It is important to call and update your contact details if any of them change while you are in the decision phase. That way they can contact you if needed, and to provide their decision.
If you work with us here at Malcolm Pacific Immigration we will manage the entire process including dealing with Immigraiton New Zealand.
If you are unsure of anything during the process, please give us a call on 0800800612, we can help put your mind at ease. We know exactly what is required of you, and how well it will be received.
The Impact of Coronavirus (Covid-19)
While we cannot be 100% certain when things will return to normal, we can make some educated guesses. It is encouraging that we are now back at level 1 in the alert system. This means businesses should be able to run as per usual, including government agencies.
There is pressure to allow some forms of immigration back in as soon as possible, in particular for the partner and skilled migrant categories, as those are the most needed by New Zealanders.
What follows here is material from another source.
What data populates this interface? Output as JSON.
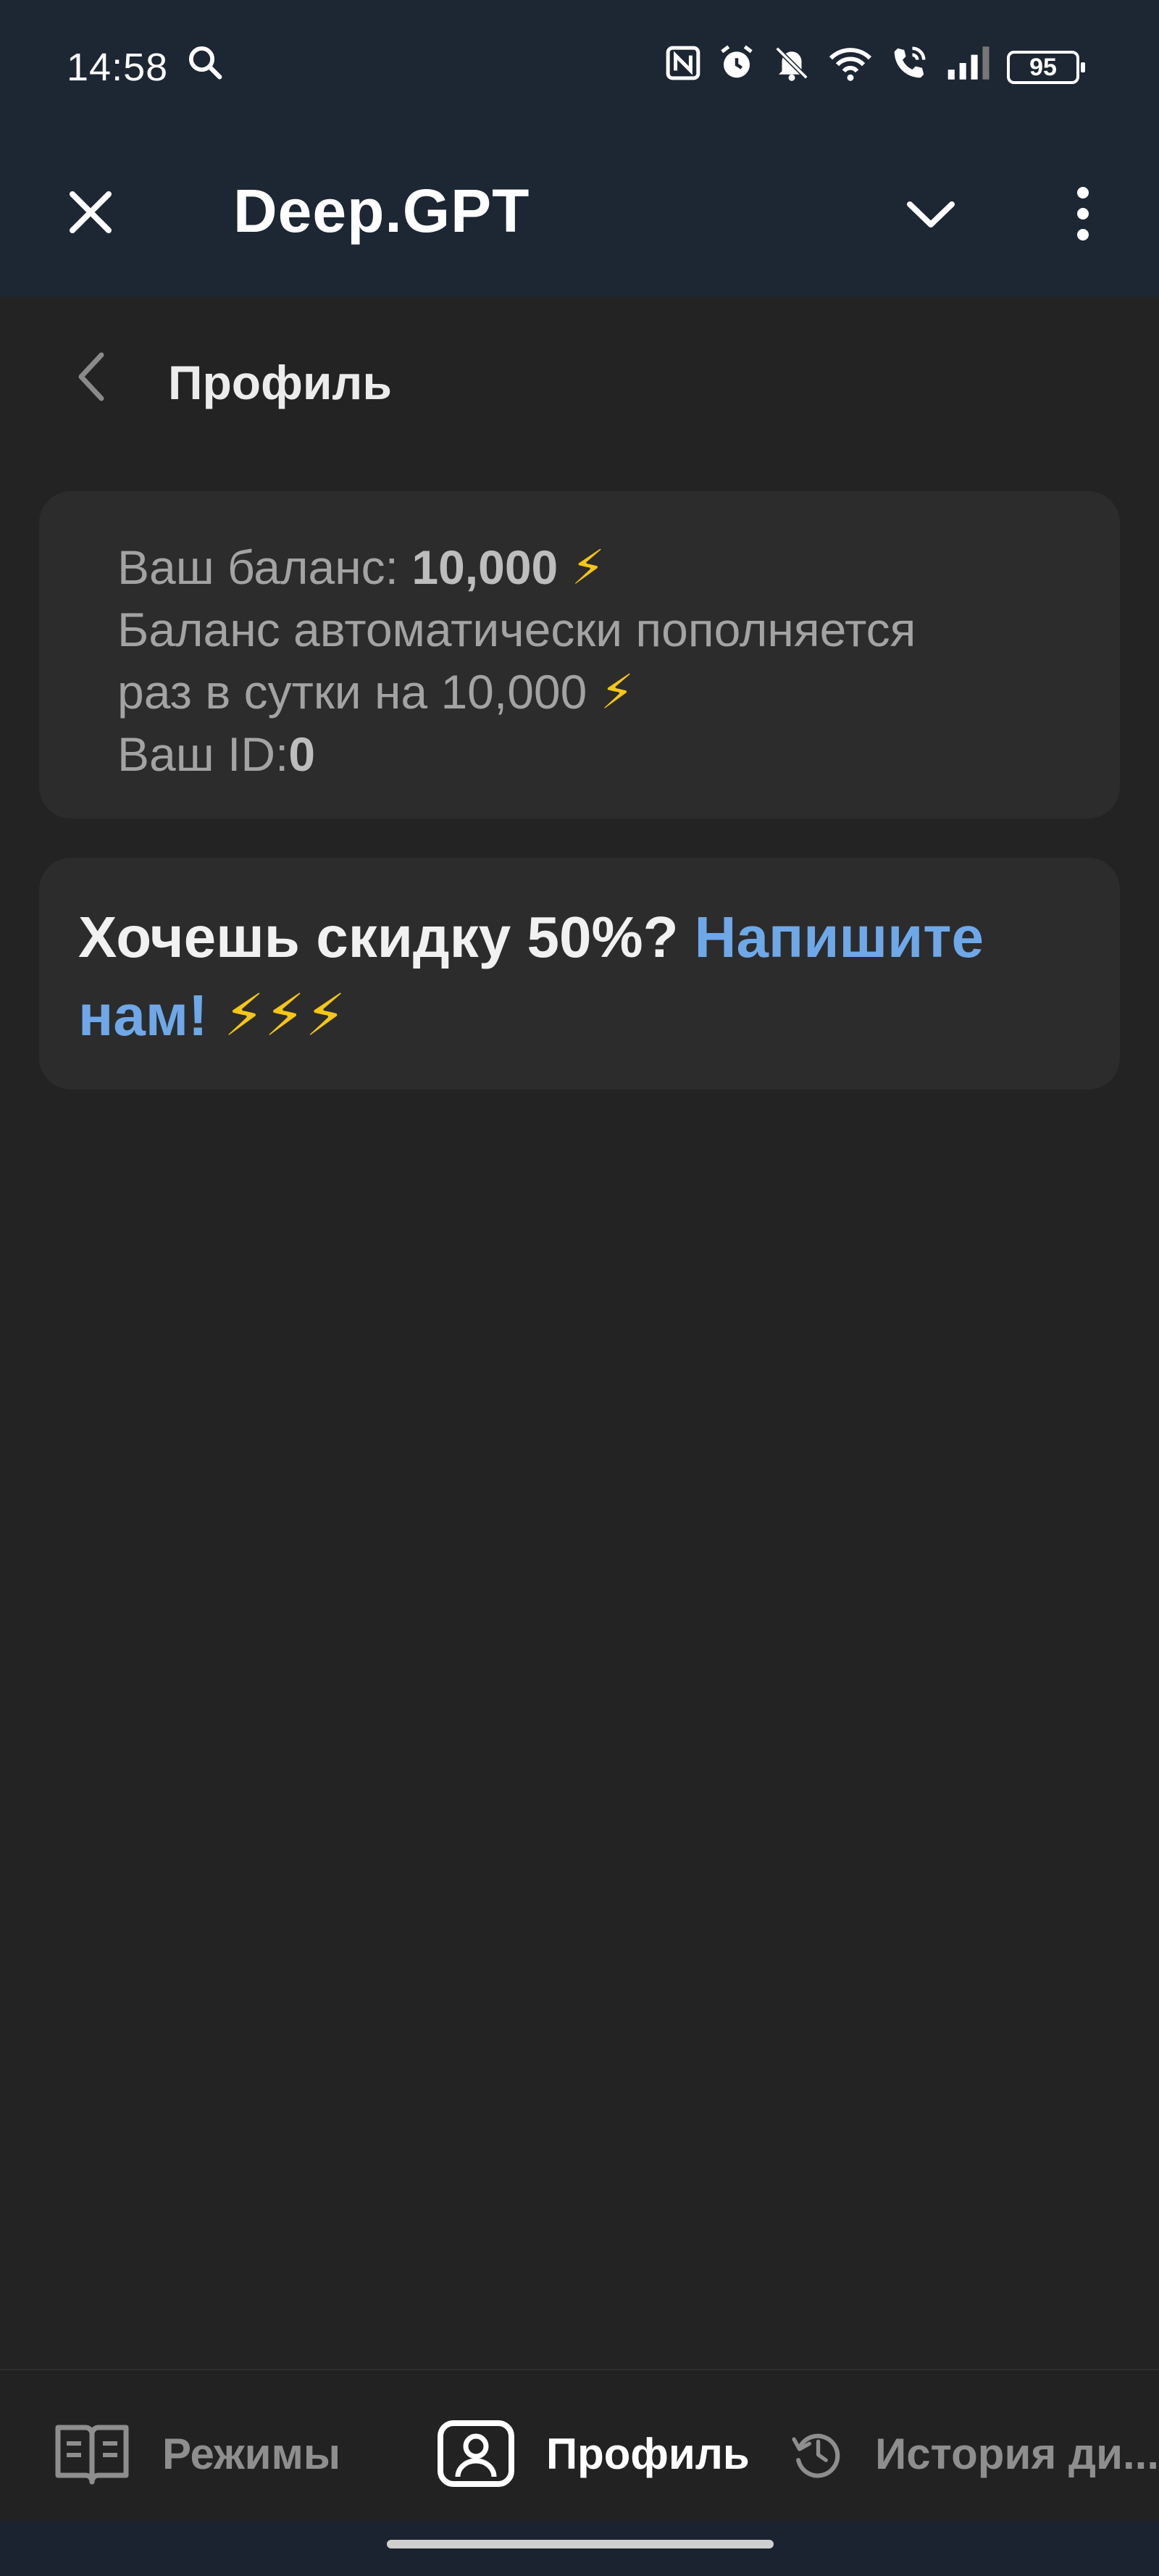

Those two will no doubt be at the top of the priority list when visas re-open.
The current restrictions relating to Covid-19 are strict. Very few people who are not citizens or permanent residents are not being allowed in at this time. All who enter must undergo two weeks in a managed isolation facility and return negative test results before entering the community. The restrictions on who can enter NZ are expected to change next year, perhaps even before then.
While there is still a degree of uncertainty, the Partnership Visa Category is open. This category is essential to New Zealanders living here, who should not be separated from their loved ones. The Government is not without empathy for separated couples and families, and is currently in discussions with experts to form a plan to re-open the border. There are entry exemptions being given for those coming to be with partners and family, and those who are unable to leave or apply for an extension to their visas here. We confidently expect some visa categories, including this one, to be opening again at some stage.
Even before applications open again, we here at Malcolm Pacific Immigration can still help you prepare for the moment that they do, to get in early before the rush. If you have everything ready before the day they open again there is a good chance you won’t be waiting as long for results as most others. There are a few things that are time sensitive, but the majority of the application can be ready early, and those final documents can be added in at the end before submitting.
Give us a call for the latest border updates, or check our news page, it is updated regularly.